* _MATERIAL FOR THE TASK_
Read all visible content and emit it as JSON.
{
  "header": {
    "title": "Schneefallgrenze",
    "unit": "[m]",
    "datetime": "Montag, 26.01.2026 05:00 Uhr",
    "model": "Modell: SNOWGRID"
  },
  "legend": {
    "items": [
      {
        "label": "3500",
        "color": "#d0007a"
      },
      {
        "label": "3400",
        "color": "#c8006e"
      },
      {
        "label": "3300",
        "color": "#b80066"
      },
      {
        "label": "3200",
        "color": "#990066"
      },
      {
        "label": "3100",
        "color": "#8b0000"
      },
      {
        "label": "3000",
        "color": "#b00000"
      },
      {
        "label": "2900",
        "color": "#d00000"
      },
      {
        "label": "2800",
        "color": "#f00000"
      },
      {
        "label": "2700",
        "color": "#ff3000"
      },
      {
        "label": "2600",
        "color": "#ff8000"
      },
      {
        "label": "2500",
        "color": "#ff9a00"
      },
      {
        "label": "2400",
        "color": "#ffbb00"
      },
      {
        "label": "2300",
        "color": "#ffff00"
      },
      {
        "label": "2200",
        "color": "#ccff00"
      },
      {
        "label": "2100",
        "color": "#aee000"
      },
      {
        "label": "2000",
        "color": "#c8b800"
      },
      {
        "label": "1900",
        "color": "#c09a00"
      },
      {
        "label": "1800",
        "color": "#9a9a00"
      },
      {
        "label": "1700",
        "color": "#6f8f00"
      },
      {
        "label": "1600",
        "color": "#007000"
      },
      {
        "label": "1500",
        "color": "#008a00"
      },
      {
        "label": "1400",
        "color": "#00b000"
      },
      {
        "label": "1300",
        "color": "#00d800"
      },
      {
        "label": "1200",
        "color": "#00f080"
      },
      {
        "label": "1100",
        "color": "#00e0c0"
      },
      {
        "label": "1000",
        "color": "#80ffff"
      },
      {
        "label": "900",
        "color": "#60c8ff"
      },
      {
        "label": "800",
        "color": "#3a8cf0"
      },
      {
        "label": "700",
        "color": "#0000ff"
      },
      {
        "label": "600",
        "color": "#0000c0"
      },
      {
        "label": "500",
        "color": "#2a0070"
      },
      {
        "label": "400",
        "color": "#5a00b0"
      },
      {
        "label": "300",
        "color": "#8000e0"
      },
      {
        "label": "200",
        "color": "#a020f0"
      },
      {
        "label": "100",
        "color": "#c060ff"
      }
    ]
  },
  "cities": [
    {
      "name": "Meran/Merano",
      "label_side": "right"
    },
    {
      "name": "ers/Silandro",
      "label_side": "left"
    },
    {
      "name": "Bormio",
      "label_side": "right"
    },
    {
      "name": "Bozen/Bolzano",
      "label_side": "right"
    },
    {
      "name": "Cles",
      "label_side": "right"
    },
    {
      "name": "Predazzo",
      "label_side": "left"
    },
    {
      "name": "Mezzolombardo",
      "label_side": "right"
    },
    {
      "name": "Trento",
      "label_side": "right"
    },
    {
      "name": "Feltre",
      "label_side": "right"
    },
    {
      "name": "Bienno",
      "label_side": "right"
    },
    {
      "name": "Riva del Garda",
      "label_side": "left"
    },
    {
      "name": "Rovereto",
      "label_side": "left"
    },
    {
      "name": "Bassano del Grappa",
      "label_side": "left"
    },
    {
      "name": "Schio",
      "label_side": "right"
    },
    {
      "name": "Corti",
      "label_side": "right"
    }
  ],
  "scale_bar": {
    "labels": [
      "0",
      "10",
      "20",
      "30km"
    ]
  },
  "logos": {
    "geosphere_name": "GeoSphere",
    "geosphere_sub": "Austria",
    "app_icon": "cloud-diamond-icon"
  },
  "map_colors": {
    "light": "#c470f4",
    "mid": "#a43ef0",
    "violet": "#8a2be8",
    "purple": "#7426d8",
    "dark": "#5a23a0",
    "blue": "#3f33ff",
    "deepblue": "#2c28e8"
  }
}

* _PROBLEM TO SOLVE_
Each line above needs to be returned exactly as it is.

* _RESULT OF THE TASK_
Read all visible content and emit it as JSON.
{
  "header": {
    "title": "Schneefallgrenze",
    "unit": "[m]",
    "datetime": "Montag, 26.01.2026 05:00 Uhr",
    "model": "Modell: SNOWGRID"
  },
  "legend": {
    "items": [
      {
        "label": "3500",
        "color": "#d0007a"
      },
      {
        "label": "3400",
        "color": "#c8006e"
      },
      {
        "label": "3300",
        "color": "#b80066"
      },
      {
        "label": "3200",
        "color": "#990066"
      },
      {
        "label": "3100",
        "color": "#8b0000"
      },
      {
        "label": "3000",
        "color": "#b00000"
      },
      {
        "label": "2900",
        "color": "#d00000"
      },
      {
        "label": "2800",
        "color": "#f00000"
      },
      {
        "label": "2700",
        "color": "#ff3000"
      },
      {
        "label": "2600",
        "color": "#ff8000"
      },
      {
        "label": "2500",
        "color": "#ff9a00"
      },
      {
        "label": "2400",
        "color": "#ffbb00"
      },
      {
        "label": "2300",
        "color": "#ffff00"
      },
      {
        "label": "2200",
        "color": "#ccff00"
      },
      {
        "label": "2100",
        "color": "#aee000"
      },
      {
        "label": "2000",
        "color": "#c8b800"
      },
      {
        "label": "1900",
        "color": "#c09a00"
      },
      {
        "label": "1800",
        "color": "#9a9a00"
      },
      {
        "label": "1700",
        "color": "#6f8f00"
      },
      {
        "label": "1600",
        "color": "#007000"
      },
      {
        "label": "1500",
        "color": "#008a00"
      },
      {
        "label": "1400",
        "color": "#00b000"
      },
      {
        "label": "1300",
        "color": "#00d800"
      },
      {
        "label": "1200",
        "color": "#00f080"
      },
      {
        "label": "1100",
        "color": "#00e0c0"
      },
      {
        "label": "1000",
        "color": "#80ffff"
      },
      {
        "label": "900",
        "color": "#60c8ff"
      },
      {
        "label": "800",
        "color": "#3a8cf0"
      },
      {
        "label": "700",
        "color": "#0000ff"
      },
      {
        "label": "600",
        "color": "#0000c0"
      },
      {
        "label": "500",
        "color": "#2a0070"
      },
      {
        "label": "400",
        "color": "#5a00b0"
      },
      {
        "label": "300",
        "color": "#8000e0"
      },
      {
        "label": "200",
        "color": "#a020f0"
      },
      {
        "label": "100",
        "color": "#c060ff"
      }
    ]
  },
  "cities": [
    {
      "name": "Meran/Merano",
      "label_side": "right"
    },
    {
      "name": "ers/Silandro",
      "label_side": "left"
    },
    {
      "name": "Bormio",
      "label_side": "right"
    },
    {
      "name": "Bozen/Bolzano",
      "label_side": "right"
    },
    {
      "name": "Cles",
      "label_side": "right"
    },
    {
      "name": "Predazzo",
      "label_side": "left"
    },
    {
      "name": "Mezzolombardo",
      "label_side": "right"
    },
    {
      "name": "Trento",
      "label_side": "right"
    },
    {
      "name": "Feltre",
      "label_side": "right"
    },
    {
      "name": "Bienno",
      "label_side": "right"
    },
    {
      "name": "Riva del Garda",
      "label_side": "left"
    },
    {
      "name": "Rovereto",
      "label_side": "left"
    },
    {
      "name": "Bassano del Grappa",
      "label_side": "left"
    },
    {
      "name": "Schio",
      "label_side": "right"
    },
    {
      "name": "Corti",
      "label_side": "right"
    }
  ],
  "scale_bar": {
    "labels": [
      "0",
      "10",
      "20",
      "30km"
    ]
  },
  "logos": {
    "geosphere_name": "GeoSphere",
    "geosphere_sub": "Austria",
    "app_icon": "cloud-diamond-icon"
  },
  "map_colors": {
    "light": "#c470f4",
    "mid": "#a43ef0",
    "violet": "#8a2be8",
    "purple": "#7426d8",
    "dark": "#5a23a0",
    "blue": "#3f33ff",
    "deepblue": "#2c28e8"
  }
}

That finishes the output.